Gulf Emirs Mistrust Trump’s Iran Policy after His Inaction on North Korea
US President Donald Trump may not like everything he hears on May 22 when he meets a number of Arab rulers at a summit in Riyadh. The hosts will be Saudi King Salman, Defense Minister Deputy Crown Prince Muhammad bin Salman and Crown Prince Muhammad bin Nayef. Also in attendance, he will find the rulers of most of the the Gulf emirates, Jordan’s King Abdullah and Pakistani Prime Minister Nawaf Sharif.
(Egyptian President Abdul-Fatteh El-Sisi will be absent out of considerations outlined in a separate article.)
Trump may sense a chord of dissatisfaction among the gathered rulers over his administration’s policy of isolation for containing Iran’s belligerency, which they maintain is a non-starter. No one can tell how he will respond to this complaint.
His audience has had to accept that the US president has turned away from his campaign pledges to “rip up the nuclear deal with Iran” and deal forcefully with North Korea’s nuclear and missile program, because, since entering the Oval Office, he is loath to allocate American troops for reining in either of those rogue states.
But the Trump administration’s handling of the Korean crisis left them deeply worried. They gained the impression that Trump chose to play for time until Moon Jae-in was elected president of South Korea on May 9, knowing he would embark on a policy of dialogue with Kim Jong-un combined with economic largesse.

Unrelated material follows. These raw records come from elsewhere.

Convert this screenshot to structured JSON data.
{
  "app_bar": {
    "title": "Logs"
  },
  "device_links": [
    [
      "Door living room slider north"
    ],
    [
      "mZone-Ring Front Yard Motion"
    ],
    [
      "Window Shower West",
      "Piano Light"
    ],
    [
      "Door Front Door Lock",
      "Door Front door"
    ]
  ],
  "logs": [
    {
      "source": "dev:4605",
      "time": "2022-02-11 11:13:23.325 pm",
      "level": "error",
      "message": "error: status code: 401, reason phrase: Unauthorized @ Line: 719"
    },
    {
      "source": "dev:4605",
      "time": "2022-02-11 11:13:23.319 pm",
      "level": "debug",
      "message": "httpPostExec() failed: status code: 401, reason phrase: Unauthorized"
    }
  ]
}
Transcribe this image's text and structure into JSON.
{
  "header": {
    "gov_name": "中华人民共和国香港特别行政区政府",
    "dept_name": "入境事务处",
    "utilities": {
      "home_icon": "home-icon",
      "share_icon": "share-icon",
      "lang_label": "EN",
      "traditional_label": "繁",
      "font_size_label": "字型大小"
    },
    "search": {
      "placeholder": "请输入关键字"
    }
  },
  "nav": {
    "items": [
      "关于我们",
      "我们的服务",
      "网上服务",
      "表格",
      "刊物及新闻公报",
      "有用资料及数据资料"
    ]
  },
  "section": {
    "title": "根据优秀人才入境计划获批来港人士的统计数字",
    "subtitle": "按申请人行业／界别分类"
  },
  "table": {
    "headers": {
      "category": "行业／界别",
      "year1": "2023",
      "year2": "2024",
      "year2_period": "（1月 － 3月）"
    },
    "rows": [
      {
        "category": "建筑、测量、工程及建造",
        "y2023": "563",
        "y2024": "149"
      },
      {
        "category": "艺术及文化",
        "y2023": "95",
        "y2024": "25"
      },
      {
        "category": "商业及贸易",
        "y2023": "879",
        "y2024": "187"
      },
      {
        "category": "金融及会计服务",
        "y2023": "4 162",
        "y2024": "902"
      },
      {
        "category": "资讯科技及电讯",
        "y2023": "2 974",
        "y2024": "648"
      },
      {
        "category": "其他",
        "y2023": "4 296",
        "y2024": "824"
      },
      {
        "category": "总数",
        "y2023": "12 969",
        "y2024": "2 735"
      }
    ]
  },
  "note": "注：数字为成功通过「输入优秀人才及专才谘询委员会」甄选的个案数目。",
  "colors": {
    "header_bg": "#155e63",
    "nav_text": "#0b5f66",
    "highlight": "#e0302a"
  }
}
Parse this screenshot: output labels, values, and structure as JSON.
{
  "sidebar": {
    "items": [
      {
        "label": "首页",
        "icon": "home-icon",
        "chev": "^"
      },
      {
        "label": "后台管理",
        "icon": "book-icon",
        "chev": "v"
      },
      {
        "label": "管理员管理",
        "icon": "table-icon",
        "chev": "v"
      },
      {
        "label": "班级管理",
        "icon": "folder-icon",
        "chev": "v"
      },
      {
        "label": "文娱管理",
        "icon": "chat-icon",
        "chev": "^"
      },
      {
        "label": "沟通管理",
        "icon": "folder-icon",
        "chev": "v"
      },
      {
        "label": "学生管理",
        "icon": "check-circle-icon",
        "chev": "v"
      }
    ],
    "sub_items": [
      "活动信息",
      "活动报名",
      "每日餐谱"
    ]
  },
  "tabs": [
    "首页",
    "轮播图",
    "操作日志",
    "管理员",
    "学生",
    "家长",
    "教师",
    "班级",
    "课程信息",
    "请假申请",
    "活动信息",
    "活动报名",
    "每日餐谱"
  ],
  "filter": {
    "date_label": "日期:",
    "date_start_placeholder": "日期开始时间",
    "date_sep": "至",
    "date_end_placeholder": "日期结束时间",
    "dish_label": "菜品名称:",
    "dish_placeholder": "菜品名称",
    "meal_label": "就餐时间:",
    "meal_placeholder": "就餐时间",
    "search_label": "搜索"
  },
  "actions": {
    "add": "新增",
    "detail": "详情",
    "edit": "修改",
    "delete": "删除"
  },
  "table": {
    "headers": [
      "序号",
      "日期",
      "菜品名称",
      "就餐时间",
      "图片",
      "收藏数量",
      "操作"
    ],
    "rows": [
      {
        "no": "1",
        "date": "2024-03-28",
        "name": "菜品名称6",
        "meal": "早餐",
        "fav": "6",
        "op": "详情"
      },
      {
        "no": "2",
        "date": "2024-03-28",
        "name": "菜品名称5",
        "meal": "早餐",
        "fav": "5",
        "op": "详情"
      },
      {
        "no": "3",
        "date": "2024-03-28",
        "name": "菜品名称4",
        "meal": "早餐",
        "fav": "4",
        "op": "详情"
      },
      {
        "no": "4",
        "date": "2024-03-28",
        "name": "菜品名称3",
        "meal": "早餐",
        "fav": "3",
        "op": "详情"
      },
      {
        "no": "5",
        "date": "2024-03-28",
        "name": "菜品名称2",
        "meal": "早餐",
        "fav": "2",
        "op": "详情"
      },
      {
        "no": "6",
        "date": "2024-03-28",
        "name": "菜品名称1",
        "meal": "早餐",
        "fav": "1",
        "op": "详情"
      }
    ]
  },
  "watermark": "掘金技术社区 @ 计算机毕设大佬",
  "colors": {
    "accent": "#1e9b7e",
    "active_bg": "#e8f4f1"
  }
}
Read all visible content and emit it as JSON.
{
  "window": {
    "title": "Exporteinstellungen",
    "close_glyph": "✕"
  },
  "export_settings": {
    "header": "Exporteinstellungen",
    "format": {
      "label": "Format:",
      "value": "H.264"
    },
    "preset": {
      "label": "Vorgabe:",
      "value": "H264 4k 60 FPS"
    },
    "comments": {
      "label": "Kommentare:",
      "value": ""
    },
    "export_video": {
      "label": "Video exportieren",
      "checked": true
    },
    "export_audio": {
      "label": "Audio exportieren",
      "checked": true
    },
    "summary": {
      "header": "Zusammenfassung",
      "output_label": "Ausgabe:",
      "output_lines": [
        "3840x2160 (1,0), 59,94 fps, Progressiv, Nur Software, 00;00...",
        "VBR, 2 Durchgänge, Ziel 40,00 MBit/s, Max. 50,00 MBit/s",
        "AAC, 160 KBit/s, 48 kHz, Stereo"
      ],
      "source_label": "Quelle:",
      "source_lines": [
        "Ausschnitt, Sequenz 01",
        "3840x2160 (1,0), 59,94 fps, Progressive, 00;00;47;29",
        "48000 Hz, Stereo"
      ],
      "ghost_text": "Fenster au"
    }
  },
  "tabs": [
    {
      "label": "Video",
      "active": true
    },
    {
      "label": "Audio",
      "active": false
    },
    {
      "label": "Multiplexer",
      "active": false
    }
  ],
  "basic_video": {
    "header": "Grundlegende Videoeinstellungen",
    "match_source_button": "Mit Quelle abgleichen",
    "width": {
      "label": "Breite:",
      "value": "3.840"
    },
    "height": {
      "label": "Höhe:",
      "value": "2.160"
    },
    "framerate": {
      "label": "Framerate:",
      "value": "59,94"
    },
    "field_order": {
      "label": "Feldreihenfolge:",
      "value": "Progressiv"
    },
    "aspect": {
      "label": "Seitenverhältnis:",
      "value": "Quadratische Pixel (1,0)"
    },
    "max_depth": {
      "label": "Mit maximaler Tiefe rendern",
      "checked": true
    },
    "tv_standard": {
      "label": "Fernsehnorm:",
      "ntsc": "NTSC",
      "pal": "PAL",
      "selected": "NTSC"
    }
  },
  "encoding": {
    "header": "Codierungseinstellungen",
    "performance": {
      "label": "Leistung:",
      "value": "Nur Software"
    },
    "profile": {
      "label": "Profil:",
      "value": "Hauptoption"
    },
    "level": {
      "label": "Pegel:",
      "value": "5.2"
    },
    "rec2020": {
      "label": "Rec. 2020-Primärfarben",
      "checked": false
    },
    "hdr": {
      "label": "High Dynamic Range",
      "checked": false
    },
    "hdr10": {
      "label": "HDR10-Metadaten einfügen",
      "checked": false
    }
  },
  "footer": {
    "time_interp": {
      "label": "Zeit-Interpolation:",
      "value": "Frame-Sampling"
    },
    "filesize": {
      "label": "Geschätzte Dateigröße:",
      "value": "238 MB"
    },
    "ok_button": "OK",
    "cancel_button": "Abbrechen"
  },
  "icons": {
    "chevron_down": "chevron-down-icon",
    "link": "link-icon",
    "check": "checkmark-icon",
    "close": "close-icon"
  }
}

The US president therefore dragged his feet on direct action against Pyongyang – diplomatic or military – until he could pass the ball to Seoul – after turning to Beijing.
The Gulf rulers see this pattern being re-enacted in the administration’s policy on Iran – this one in relation to Moscow. They believe that Trump is counting on the re-election on May 19 of President Hassan Rouhani, chief negotiator of the nuclear accord, with whom the administration appears to want to do business – not too different from Barack Obama.
Riyadh takes strong exception to a US policy on those lines. The Saudis reject any analogy between potential reconciliation between Seoul and Pyongyang and any prospect of the Gulf resolving its feud with the Islamic Republic of Iran.
Defense Minister Prince Muhammad protested in a recent interview that Iran was still expecting Al-Mahdi al-Muntazar – the Awaited Imam Mahdi (the Shiite version of the Messiah) – to return and dominate the entire Islamic world. “This very logic closes all doors to dialogue with Iran,” he said. “There can be no negotiations with a country which espouses a diehard theological ideology.”
The Saudi prince added furthermore that Iran does not respect its promises or pledges, as demonstrated in former experience.
The Saudi prince raised the stakes when he said that Riyadh may even contemplate moving the “battle” to Iranian soil, indicating that, just as Iran backs Yemen’s Houthi insurgents and Shiite terrorist networks in the oil emirates, Saudi Arabia could stir up trouble among Iran’s mixed minorities.
In response to this scarcely veiled threat, Iranian Defense Minister Hossein Dehghan issued a flat warning: “Iran will leave no part of Saudi Arabia untouched,” he said, “except holy Muslim sites of Mecca and Medina if Riyadh "does anything ignorant.”
It was noted in the region that the Trump administration had nothing to say about this Saudi-Iranian exchange. Riyadh was scarcely reassured by the language used in mid-April by US Defense Secretary James Mattis in reference to Iranian belligerence: “Our goal is for that crisis [in Yemen], that ongoing fight, to be put in front of a UN-brokered negotiating team and try to resolve this politically as soon as possible. It has gone on for a long time.”
So when President Trump arrives in the Gulf region in ten days time, he will find that the honeyed words of welcome overlay a subtext of skepticism and mistrust on the Iranian question, with ISIS taking center stage.